Pointers and Memory

Computer Memory and Pointers

A computer’s memory is nothing more than a giant array. If you have eight gigabytes of RAM, it only means you have a gigantic eight-billion element array with each element being one byte. It’s the operating system’s job to manage this giant array, handing out small chunks of it to programs that need it. A pointer is an index on this giant array. In other words, pointers are just numbers.

To declare a pointer variable, simply add a * next to the type name. For example, if you want an int pointer named x, simply write int* x. Note that in some programs, you might see int *x (note the different spacing), but that’s basically the same.

It’s also possible to declare pointers to other pointer types. For example, int** x is just a pointer for the int* type.

Pointer Operations

The most basic operation for working with a pointer is the * operator. Roughly, if you have a pointer p, then *p is just the value at memory address p. The pointer’s type determines how much of the memory it reads. If you have an int pointer, it will look at the next 4 bytes from that memory address. If you have a char pointer, it will only look at one byte. Later on we’ll look at defining our own data types, and you can expect the * operator to read the correct number of bytes that correspond to our custom data types.

The other interesting operator right now is the & operator. The & operator takes a variable and gives us the memory address of that variable. In other words, & returns a pointer to something. In case you’ve been wondering, this is how scanf works and why we have to put & beside the variables we want scanf to save to. Functions cannot modify the variables that are passed to it, but if it has the correct memory address, it can just write data directly to that memory address. And that is why scanf needs us to give the memory addresses to save into.

Here is a program that uses pointers. Please compile and run it with the command line, and then study its output carefully.

#include <iostream>
using namespace std;

int main() {
long long c = 1000;

cout << "c is "   << (long long)c   << endl;
cout << "&c is "  << (long long)&c  << endl << endl;

long long d = 2000;

cout << "d is "   << (long long)d   << endl;
cout << "&d is "  << (long long)&d  << endl << endl;

long long* x = &c;

cout << "x is "   << (long long)x   << endl;
cout << "&x is "  << (long long)&x  << endl << endl;
cout << "*x is "  << (long long)*x  << endl;

long long** y = &x;

cout << "y is "   << (long long)y   << endl;
cout << "&y is "  << (long long)&y  << endl << endl;
cout << "*y is "  << (long long)*y  << endl;
cout << "**y is " << (long long)**y << endl;
}
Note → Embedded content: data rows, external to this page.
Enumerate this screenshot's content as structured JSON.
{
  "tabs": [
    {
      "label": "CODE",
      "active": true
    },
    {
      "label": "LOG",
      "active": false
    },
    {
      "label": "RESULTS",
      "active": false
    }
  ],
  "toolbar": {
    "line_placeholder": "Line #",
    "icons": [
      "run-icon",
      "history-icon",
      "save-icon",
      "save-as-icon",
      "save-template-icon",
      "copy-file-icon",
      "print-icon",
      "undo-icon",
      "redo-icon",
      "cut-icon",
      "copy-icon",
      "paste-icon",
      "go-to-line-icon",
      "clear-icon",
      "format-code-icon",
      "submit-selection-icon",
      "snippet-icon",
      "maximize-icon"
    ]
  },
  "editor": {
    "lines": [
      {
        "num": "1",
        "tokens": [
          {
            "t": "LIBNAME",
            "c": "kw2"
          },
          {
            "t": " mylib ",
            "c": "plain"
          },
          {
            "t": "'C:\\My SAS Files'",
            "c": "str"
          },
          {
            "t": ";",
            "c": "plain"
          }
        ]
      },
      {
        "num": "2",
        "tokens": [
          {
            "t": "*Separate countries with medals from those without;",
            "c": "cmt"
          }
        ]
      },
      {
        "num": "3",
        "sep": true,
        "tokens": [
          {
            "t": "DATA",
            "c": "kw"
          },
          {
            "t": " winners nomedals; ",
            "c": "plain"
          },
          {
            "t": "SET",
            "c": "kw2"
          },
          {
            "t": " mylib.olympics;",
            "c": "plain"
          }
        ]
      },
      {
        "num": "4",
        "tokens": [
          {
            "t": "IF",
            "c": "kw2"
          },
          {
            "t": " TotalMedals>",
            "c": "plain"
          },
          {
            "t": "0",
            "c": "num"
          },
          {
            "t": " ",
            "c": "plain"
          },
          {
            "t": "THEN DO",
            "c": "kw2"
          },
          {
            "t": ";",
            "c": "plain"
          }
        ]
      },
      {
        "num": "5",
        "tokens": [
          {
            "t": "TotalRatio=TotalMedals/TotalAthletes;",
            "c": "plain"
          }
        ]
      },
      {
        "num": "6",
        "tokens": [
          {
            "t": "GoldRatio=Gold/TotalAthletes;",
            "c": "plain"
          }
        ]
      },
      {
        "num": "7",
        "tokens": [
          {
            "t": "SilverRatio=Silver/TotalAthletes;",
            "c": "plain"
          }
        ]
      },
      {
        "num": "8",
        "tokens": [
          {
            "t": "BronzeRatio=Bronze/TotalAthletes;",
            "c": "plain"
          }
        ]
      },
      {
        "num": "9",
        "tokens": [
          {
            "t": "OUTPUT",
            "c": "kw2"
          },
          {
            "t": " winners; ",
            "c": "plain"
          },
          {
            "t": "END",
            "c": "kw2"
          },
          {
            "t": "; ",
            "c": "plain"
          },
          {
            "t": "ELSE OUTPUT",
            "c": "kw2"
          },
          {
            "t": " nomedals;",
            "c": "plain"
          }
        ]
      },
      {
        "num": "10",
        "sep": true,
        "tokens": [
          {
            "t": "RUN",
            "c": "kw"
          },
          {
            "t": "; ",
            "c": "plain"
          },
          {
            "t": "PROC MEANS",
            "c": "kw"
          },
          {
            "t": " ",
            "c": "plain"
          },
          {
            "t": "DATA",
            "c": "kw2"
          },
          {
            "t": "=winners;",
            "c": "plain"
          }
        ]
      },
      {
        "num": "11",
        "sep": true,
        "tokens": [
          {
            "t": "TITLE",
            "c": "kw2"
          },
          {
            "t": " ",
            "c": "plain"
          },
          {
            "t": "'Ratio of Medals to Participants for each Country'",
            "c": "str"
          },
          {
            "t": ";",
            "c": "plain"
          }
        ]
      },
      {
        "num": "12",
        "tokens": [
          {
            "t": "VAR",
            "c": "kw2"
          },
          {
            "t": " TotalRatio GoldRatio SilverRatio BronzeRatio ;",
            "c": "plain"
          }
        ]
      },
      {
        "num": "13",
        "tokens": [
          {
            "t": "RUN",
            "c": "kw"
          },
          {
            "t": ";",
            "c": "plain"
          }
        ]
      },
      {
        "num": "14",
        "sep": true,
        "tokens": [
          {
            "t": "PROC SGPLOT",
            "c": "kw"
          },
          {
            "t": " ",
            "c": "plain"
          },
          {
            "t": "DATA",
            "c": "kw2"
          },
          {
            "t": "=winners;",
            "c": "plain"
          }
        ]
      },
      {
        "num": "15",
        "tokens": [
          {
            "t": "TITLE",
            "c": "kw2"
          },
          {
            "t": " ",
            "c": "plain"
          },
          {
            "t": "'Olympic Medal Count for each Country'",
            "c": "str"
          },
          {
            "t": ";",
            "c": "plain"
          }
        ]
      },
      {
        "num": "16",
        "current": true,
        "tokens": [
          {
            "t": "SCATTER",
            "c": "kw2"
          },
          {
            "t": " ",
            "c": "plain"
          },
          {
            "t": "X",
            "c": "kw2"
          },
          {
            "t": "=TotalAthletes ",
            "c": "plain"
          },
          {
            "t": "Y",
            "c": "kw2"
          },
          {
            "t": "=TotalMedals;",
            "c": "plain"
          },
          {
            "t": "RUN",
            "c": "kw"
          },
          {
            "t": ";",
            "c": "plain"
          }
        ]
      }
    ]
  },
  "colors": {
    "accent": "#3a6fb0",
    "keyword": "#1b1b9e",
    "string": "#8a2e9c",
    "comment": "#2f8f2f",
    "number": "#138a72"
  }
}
Note that the code (long long)x is known as typecasting. If you don’t know what it is, we encourage you to read about it. You can think of it though as a conversion from one type to another. In this case, we’re converting everything to long long, which means that in the example (long long)&c we'll get to see the memory addresses themselves as integers.

An Experiment About Pointers as Numbers

Here is a fun little experiment to see what pointers are actually doing.

#include <iostream>
using namespace std;

int main() {
// The first byte of x is 3, the next is 5, then 7, then 11.
unsigned int x = (3 << 24) + (5 << 16) + (7 << 8) + 11;

// The unary & operator returns the memory address of a variable we already have.
// &x gives us the memory of x as an integer pointer.
// By the way, unary means single-argument. You might be more familiar with the unary minus operator.
// -a is a unary operator that returns the negative of a.
// So this takes the memory address of x and forcibly stores it in a pointer to a char (1 byte variable).
char* ptr = (char*)&x;

// Print out the data that ptr points to as an integer as a number
cout << "The value of ptr points to is: " << (int)*ptr << " and the memory address is " << (unsigned long long)ptr << endl;

// Make ptr point to the next byte. It can be thought of as an integer after all.
ptr++;

cout << "The value of ptr points to is: " << (int)*ptr << " and the memory address is " << (unsigned long long)ptr << endl;
ptr++;

cout << "The value of ptr points to is: " << (int)*ptr << " and the memory address is " << (unsigned long long)ptr << endl;
ptr++;

cout << "The value of ptr points to is: " << (int)*ptr << " and the memory address is " << (unsigned long long)ptr << endl;
}


The output that you get from this experiment depends on your computer’s processor. You will almost certainly get 11, 7, 5, then 3, but on rarer computers you will get 3, 5, 7, 11. This is the effect of something strange called Endianness, and we won’t be discussing that now. Actually, we likely won’t discuss it ever since it’s just a weird quirk of history. The important thing to remember is that memory is just one giant array, and we can cut it up however we like. The demonstration here is just a kind of silly way to play around with pointers.